“Once I said, ‘Hey, look, I’m not planning on being rich in the next three months; I’m doing this to build something, to leave a legacy’ – that kind of put people at ease,” Dyer said.
Now, a little more than six months in, the founders have worked on about 175 cases.
Doing their own thing
It all started in the summer of 2009. Kemp, Sease and Eason played together on a recreational softball team, and talked to one another about how much they enjoyed their experiences working at Drake’s Neal and Bea Smith Legal Clinic and at local firms where they were able to represent clients. They approached Dyer with the idea on Memorial Day in 2010, and the four started planning responsibilities at Buffalo Wild Wings after softball games.
“We didn’t want to be in jobs that we didn’t want to do,” Kemp said. “We wanted to be in the courtroom. We wanted to be representing clients, get that face time.”
Oct. 1, 2010, wasn’t a quiet opening day. The firm essentially opened for business on the same day it took over its lease in the Equitable Building.
Eason didn’t have a desk yet. Kemp’s desk was not assembled. Dyer recalled hanging pictures in his office. All the while, phones were ringing.
“People knew we were opening that day, and the phones started ringing that very morning,” Kemp said.
Dyer added: “I don’t think we were really prepared mentally for the phones to actually ring.

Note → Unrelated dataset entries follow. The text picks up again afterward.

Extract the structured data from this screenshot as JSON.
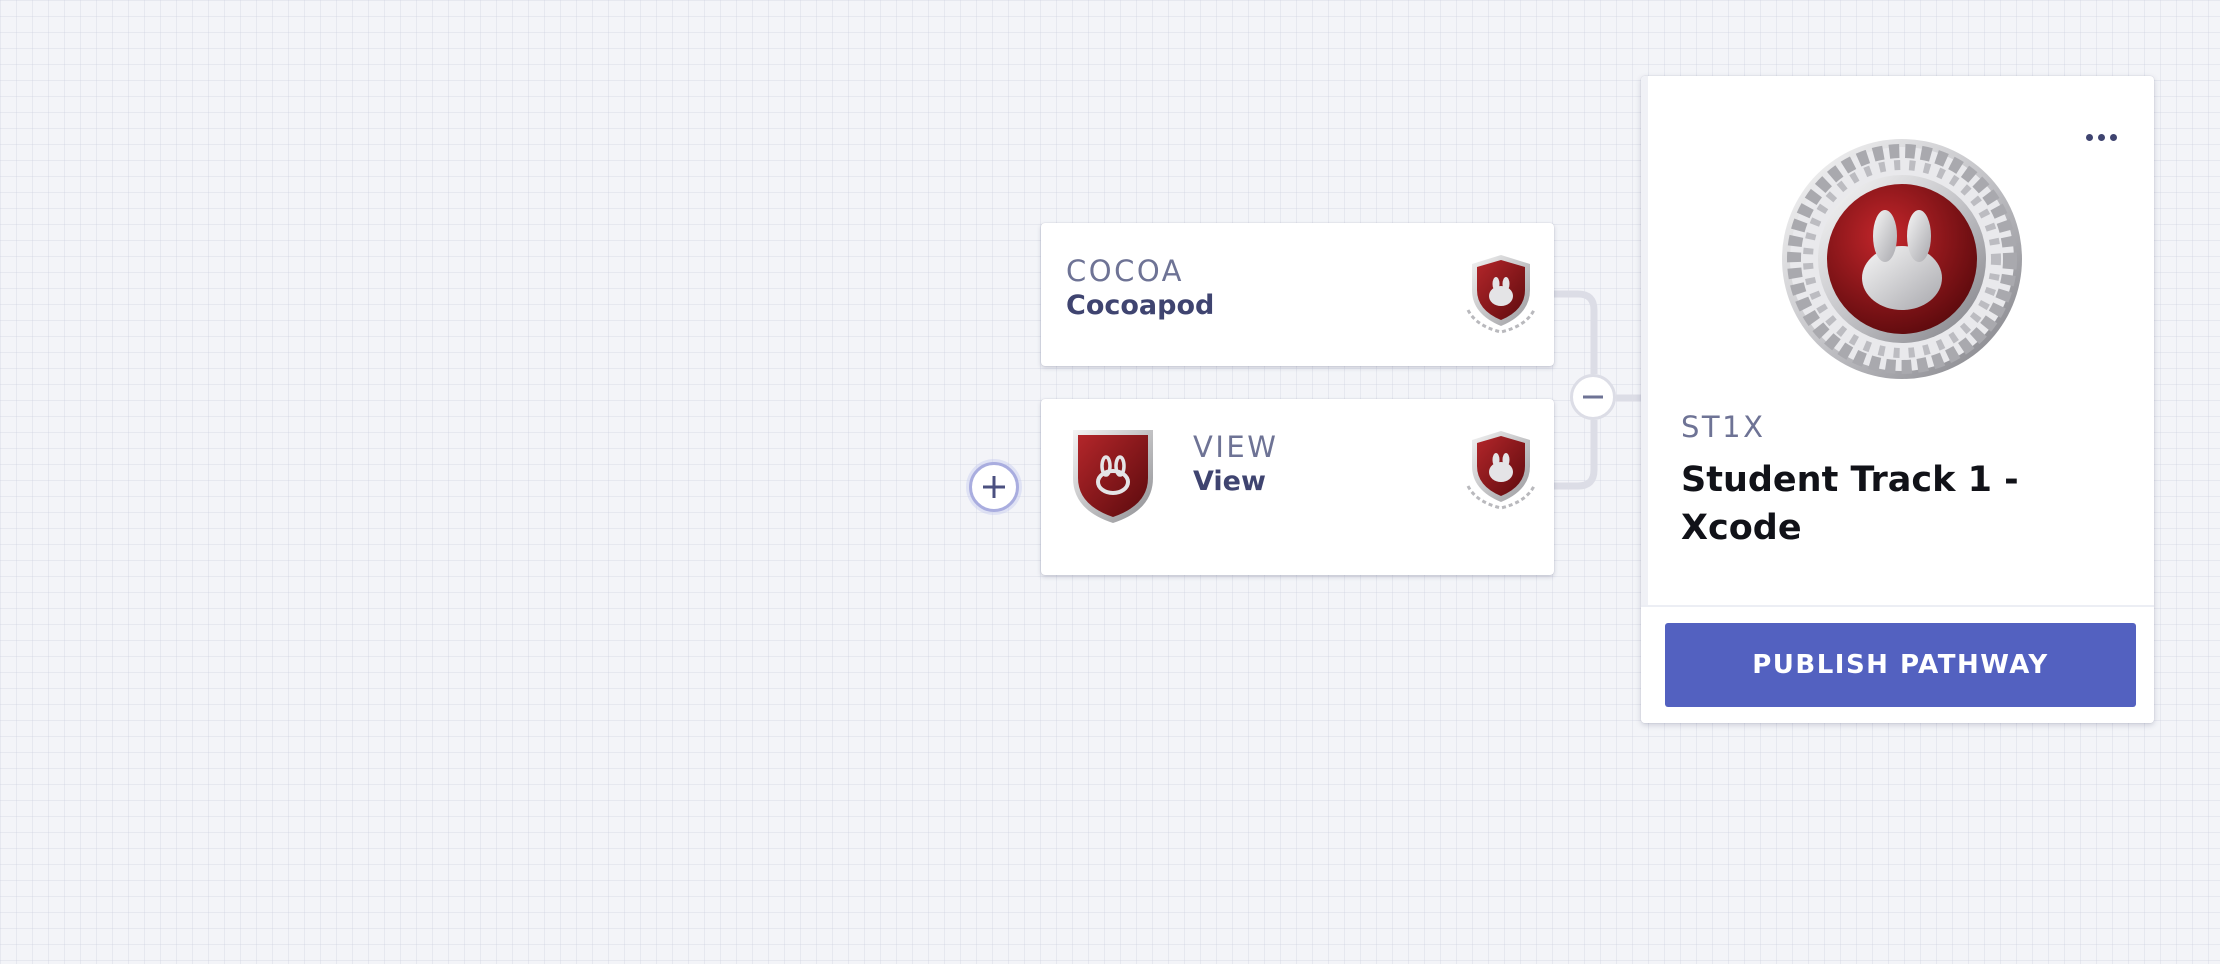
{
  "colors": {
    "canvas_background": "#f3f4f8",
    "primary": "#5361c0",
    "node_code_text": "#6e7395",
    "node_name_text": "#3f4470",
    "pathway_title_text": "#111218",
    "badge_red": "#8e1518",
    "badge_silver": "#c9c9cc"
  },
  "nodes": [
    {
      "code": "COCOA",
      "name": "Cocoapod",
      "status_icon": "shield-badge-bunny-icon"
    },
    {
      "code": "VIEW",
      "name": "View",
      "badge_icon": "shield-badge-bunny-icon",
      "status_icon": "shield-badge-bunny-icon"
    }
  ],
  "controls": {
    "add_icon": "plus-icon",
    "collapse_icon": "minus-icon"
  },
  "pathway": {
    "code": "ST1X",
    "title": "Student Track 1 - Xcode",
    "badge_icon": "medal-laurel-bunny-icon",
    "menu_icon": "more-horizontal-icon",
    "publish_label": "PUBLISH PATHWAY"
  }
}
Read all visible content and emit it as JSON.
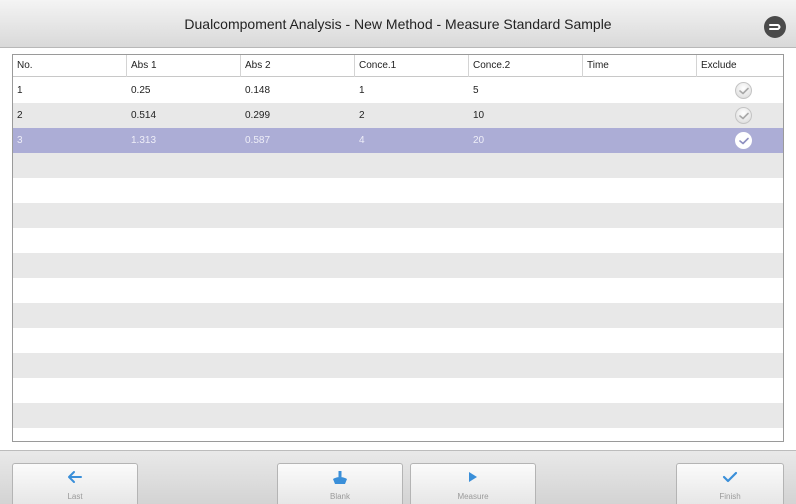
{
  "window": {
    "title": "Dualcompoment Analysis - New Method - Measure Standard Sample"
  },
  "icons": {
    "back": "back-return-icon",
    "exclude": "check-icon",
    "last": "arrow-left-icon",
    "blank": "blank-flask-icon",
    "measure": "play-icon",
    "finish": "checkmark-icon"
  },
  "colors": {
    "accent": "#3a8fd9",
    "selected_row": "#acadd6",
    "stripe": "#e8e8e8"
  },
  "table": {
    "columns": [
      "No.",
      "Abs 1",
      "Abs 2",
      "Conce.1",
      "Conce.2",
      "Time",
      "Exclude"
    ],
    "rows": [
      {
        "no": "1",
        "abs1": "0.25",
        "abs2": "0.148",
        "conc1": "1",
        "conc2": "5",
        "time": "",
        "selected": false
      },
      {
        "no": "2",
        "abs1": "0.514",
        "abs2": "0.299",
        "conc1": "2",
        "conc2": "10",
        "time": "",
        "selected": false
      },
      {
        "no": "3",
        "abs1": "1.313",
        "abs2": "0.587",
        "conc1": "4",
        "conc2": "20",
        "time": "",
        "selected": true
      }
    ]
  },
  "toolbar": {
    "last_label": "Last",
    "blank_label": "Blank",
    "measure_label": "Measure",
    "finish_label": "Finish"
  }
}
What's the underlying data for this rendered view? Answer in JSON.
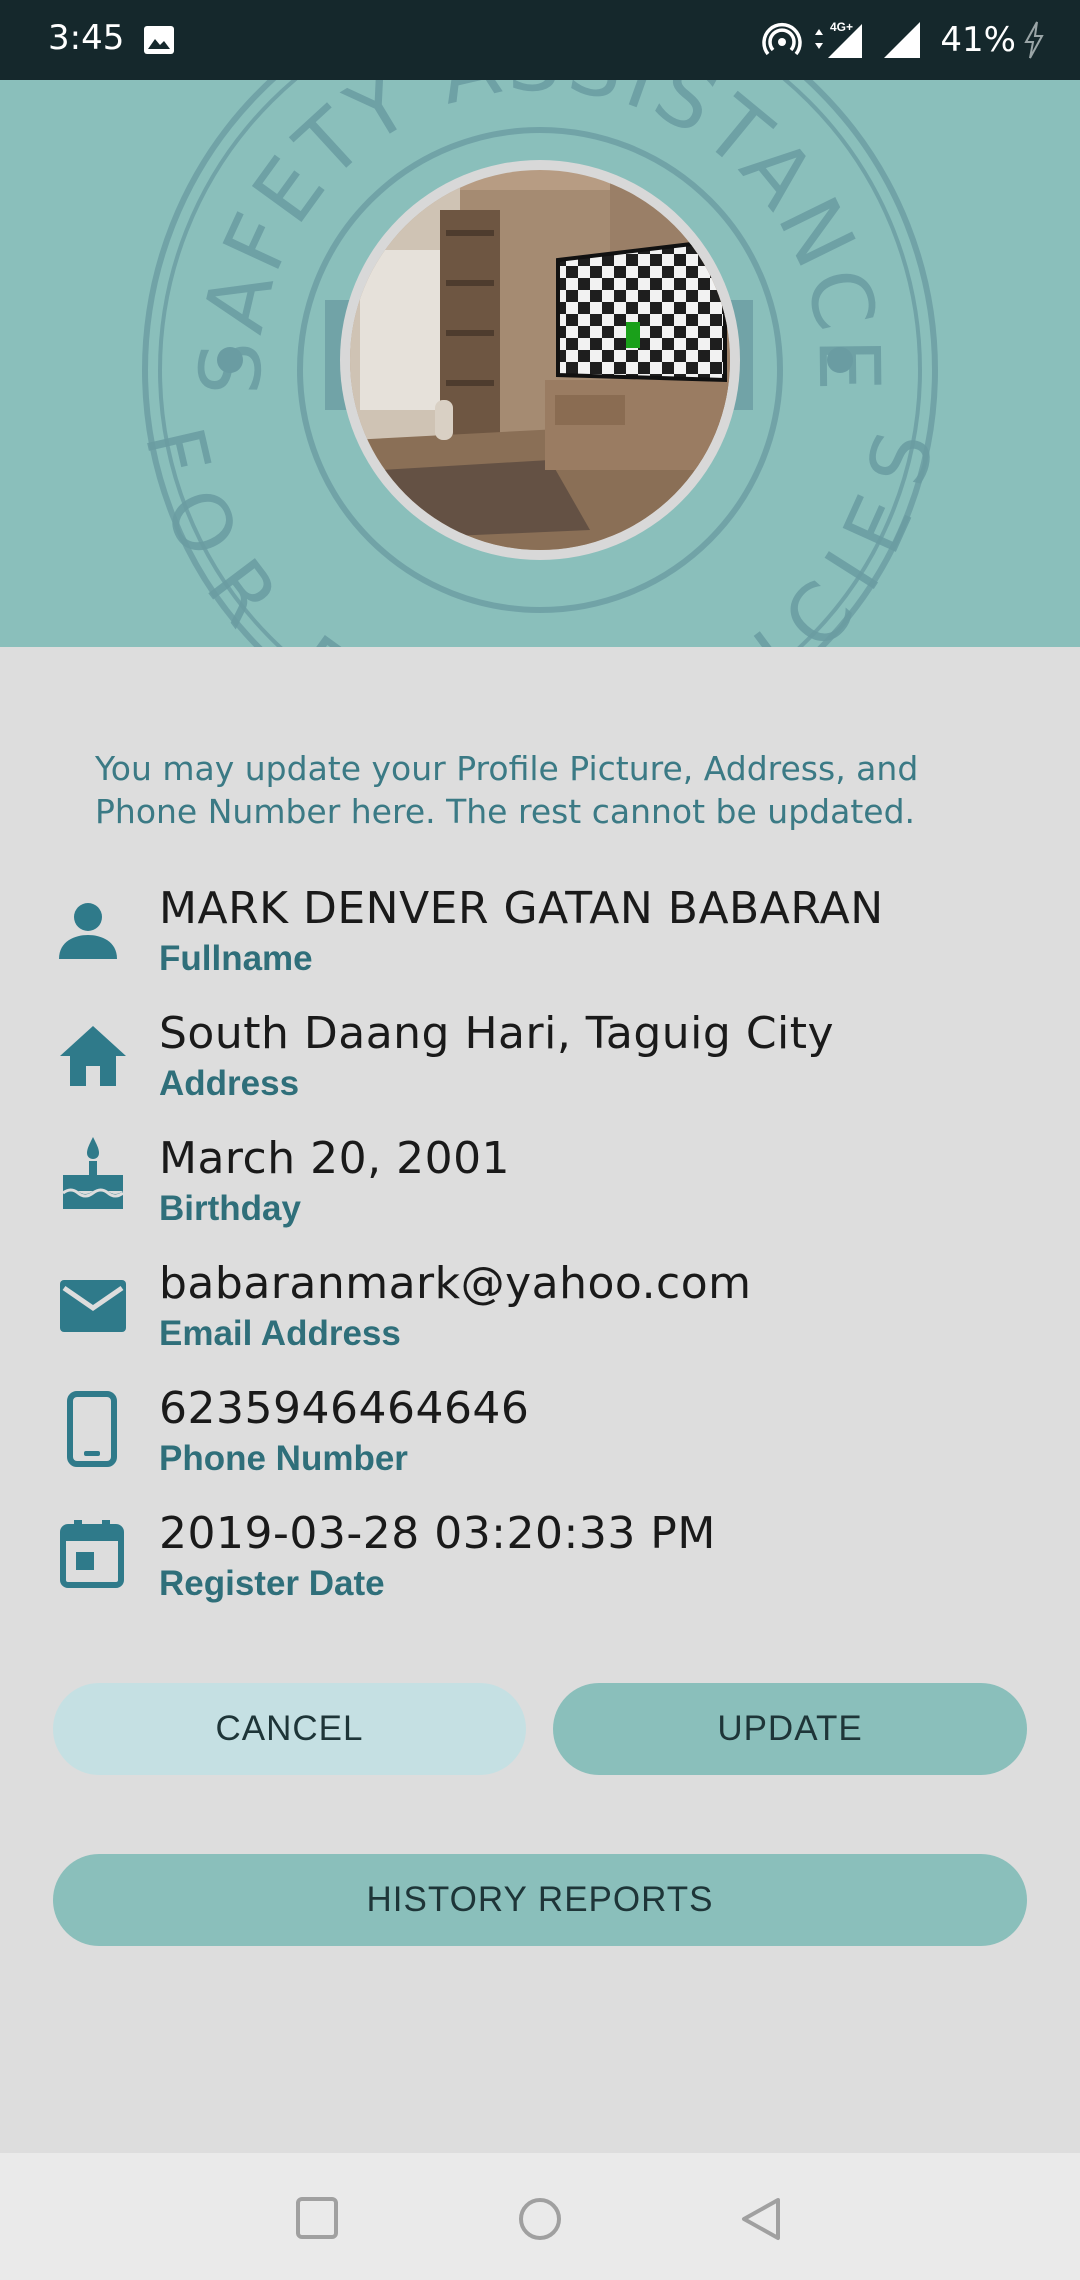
{
  "status_bar": {
    "time": "3:45",
    "network_type": "4G+",
    "battery": "41%",
    "icons": [
      "image-icon",
      "hotspot-icon",
      "signal-4g-icon",
      "signal-icon",
      "battery-charging-icon"
    ]
  },
  "header": {
    "seal_text_top": "SAFETY ASSISTANCE",
    "seal_text_bottom": "FOR EMERGENCIES",
    "background_color": "#8abfbb"
  },
  "notice": "You may update your Profile Picture, Address, and Phone Number here. The rest cannot be updated.",
  "profile": {
    "fullname": {
      "value": "MARK DENVER GATAN BABARAN",
      "label": "Fullname",
      "icon": "person-icon"
    },
    "address": {
      "value": "South Daang Hari, Taguig City",
      "label": "Address",
      "icon": "home-icon"
    },
    "birthday": {
      "value": "March 20, 2001",
      "label": "Birthday",
      "icon": "cake-icon"
    },
    "email": {
      "value": "babaranmark@yahoo.com",
      "label": "Email Address",
      "icon": "mail-icon"
    },
    "phone": {
      "value": "6235946464646",
      "label": "Phone Number",
      "icon": "phone-icon"
    },
    "register_date": {
      "value": "2019-03-28 03:20:33 PM",
      "label": "Register Date",
      "icon": "calendar-icon"
    }
  },
  "buttons": {
    "cancel": "CANCEL",
    "update": "UPDATE",
    "history": "HISTORY REPORTS"
  },
  "colors": {
    "accent": "#3b7a85",
    "label": "#2f6f7a",
    "button_primary": "#8abfbb",
    "button_secondary": "#c5e0e3",
    "status_bar": "#15282c"
  }
}
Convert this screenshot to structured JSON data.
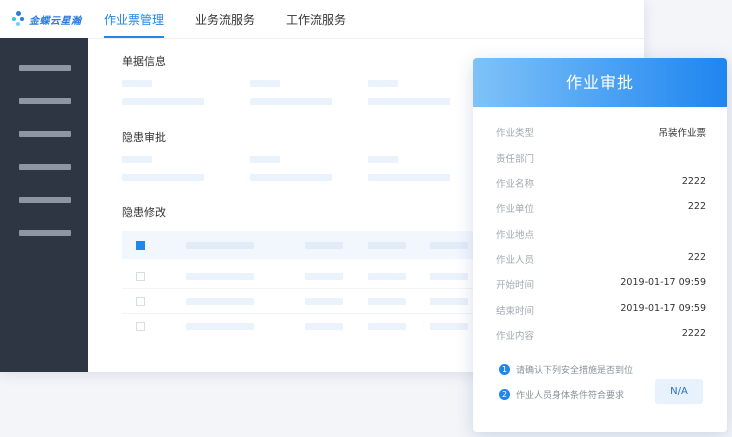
{
  "brand": {
    "name": "金蝶云星瀚",
    "accent": "#1f86ea",
    "sidebar_bg": "#2e3643"
  },
  "header": {
    "tabs": [
      {
        "label": "作业票管理",
        "active": true
      },
      {
        "label": "业务流服务",
        "active": false
      },
      {
        "label": "工作流服务",
        "active": false
      }
    ]
  },
  "main": {
    "sections": {
      "doc_info": "单据信息",
      "hazard_approval": "隐患审批",
      "hazard_edit": "隐患修改"
    },
    "table": {
      "header_checkbox_checked": true,
      "row_count": 3
    }
  },
  "card": {
    "title": "作业审批",
    "fields": [
      {
        "label": "作业类型",
        "value": "吊装作业票"
      },
      {
        "label": "责任部门",
        "value": ""
      },
      {
        "label": "作业名称",
        "value": "2222"
      },
      {
        "label": "作业单位",
        "value": "222"
      },
      {
        "label": "作业地点",
        "value": ""
      },
      {
        "label": "作业人员",
        "value": "222"
      },
      {
        "label": "开始时间",
        "value": "2019-01-17 09:59"
      },
      {
        "label": "结束时间",
        "value": "2019-01-17 09:59"
      },
      {
        "label": "作业内容",
        "value": "2222"
      }
    ],
    "checks": [
      {
        "num": "1",
        "text": "请确认下列安全措施是否到位"
      },
      {
        "num": "2",
        "text": "作业人员身体条件符合要求"
      }
    ],
    "na_label": "N/A"
  }
}
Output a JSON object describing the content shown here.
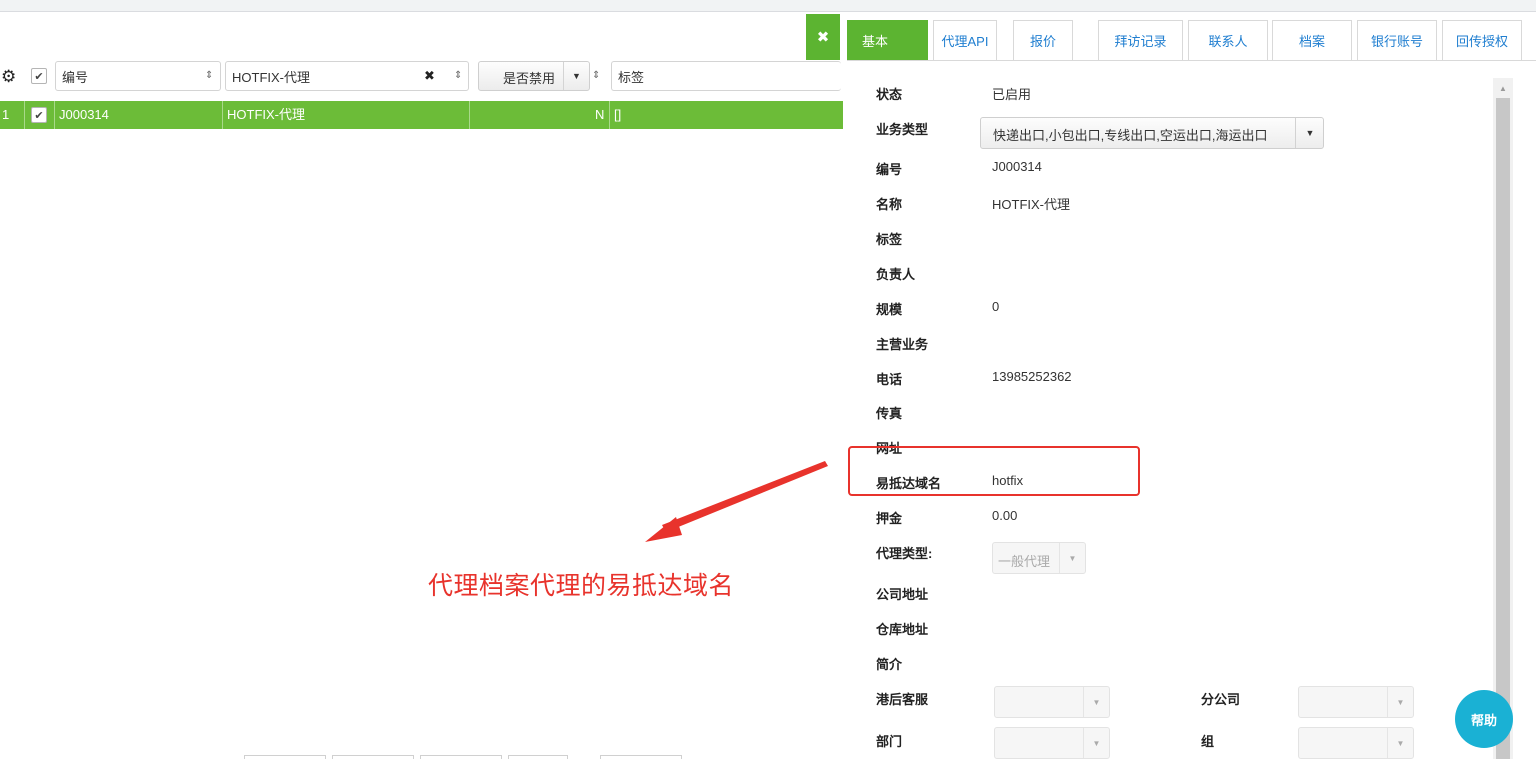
{
  "colors": {
    "accent": "#5cb431",
    "row_selected": "#6cbc38",
    "annotation": "#e8332c",
    "tab_link": "#1f7ed0",
    "help": "#1ab1d4"
  },
  "grid": {
    "close_icon": "close-icon",
    "header": {
      "settings_icon": "gear-icon",
      "col_code": "编号",
      "col_name_filter": "HOTFIX-代理",
      "col_disabled": "是否禁用",
      "col_tags": "标签"
    },
    "rows": [
      {
        "index": "1",
        "code": "J000314",
        "name": "HOTFIX-代理",
        "disabled": "N",
        "tags": "[]"
      }
    ]
  },
  "annotation": {
    "text": "代理档案代理的易抵达域名"
  },
  "tabs": [
    "基本",
    "代理API",
    "报价",
    "拜访记录",
    "联系人",
    "档案",
    "银行账号",
    "回传授权"
  ],
  "form": {
    "status_label": "状态",
    "status_value": "已启用",
    "business_type_label": "业务类型",
    "business_type_value": "快递出口,小包出口,专线出口,空运出口,海运出口",
    "code_label": "编号",
    "code_value": "J000314",
    "name_label": "名称",
    "name_value": "HOTFIX-代理",
    "tags_label": "标签",
    "owner_label": "负责人",
    "scale_label": "规模",
    "scale_value": "0",
    "main_business_label": "主营业务",
    "phone_label": "电话",
    "phone_value": "13985252362",
    "fax_label": "传真",
    "website_label": "网址",
    "domain_label": "易抵达域名",
    "domain_value": "hotfix",
    "deposit_label": "押金",
    "deposit_value": "0.00",
    "agent_type_label": "代理类型:",
    "agent_type_value": "一般代理",
    "company_address_label": "公司地址",
    "warehouse_address_label": "仓库地址",
    "intro_label": "简介",
    "port_cs_label": "港后客服",
    "branch_label": "分公司",
    "dept_label": "部门",
    "group_label": "组"
  },
  "help_label": "帮助"
}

During that first week, it just seemed like all of a sudden there were these people calling us and they wanted our service.”
They were able to get things under control. Sease’s father, a lawyer in Northwest Iowa, handed him a case in Des Moines. Kemp got referrals from Rosenberg & Morse Law Office, the firm he worked at while a student at Drake. About a month in, the firm had an open house to let Drake professors and lawyers from around the city see the office.
The firm also signed up on the state public defendant list to represent indigent defendants, and proactively traveled to county courthouses to introduce themselves to judges, court attendants and clerks, to “put a name to a face, get to know them, let them know that we’re not just on this list. We’re willing to come out here, willing to work hard,” Kemp said.
The lawyers hope they can sell clients on their passion to make up for their lack of experience and name recognition.
“I think once we get our hands on you as a client, it becomes very clear that because this is our dream, and because our name is on the wall, we have a very intense interest in making sure that the next time you think you need a lawyer, you want to come back to our office,” Dyer said.
The firm’s motto is “if it’s law, we’ll practice it,” he said. The partners take on criminal cases such as drunken driving and domestic abuse, family law cases such as divorces and custody battles, civil litigation such as personal injury cases and car accidents, and the founders have even set up corporations and limited liability companies.
Customer service is key. To build up a client base, the founders want to build a reputation not just with their clients, but also with the friends and family of those clients. To do that, Kemp said, they make a point to answer their own phones and respond to emails as quickly as they can.
They also try to make themselves willing to listen to a potential client’s problems and “even if we can’t help you, making it feel like if we could we would do anything for you,” Dyer said.
“There’s a real service aspect to it,” Kemp said. “A lot of people don’t have the money to pay us for all 10 hours of work, so we’ll get what we can and make sure we get the job done.”
They also tout the support they have. They said they still keep in touch with firms they worked at while students, as well as Drake professors, to help out with questions.
So far, despite Kemp’s warnings to the rest of the group that they will eventually hit a wall, schedules have filled up and clients have found their way through the door on a regular basis.
“I think we are doing better than any of us imagined we could be doing this early,” Dyer said. “I love when people call and they expect an answer from me. And there’s no way that I would have the responsibility with client matters that I have right now in any other job.”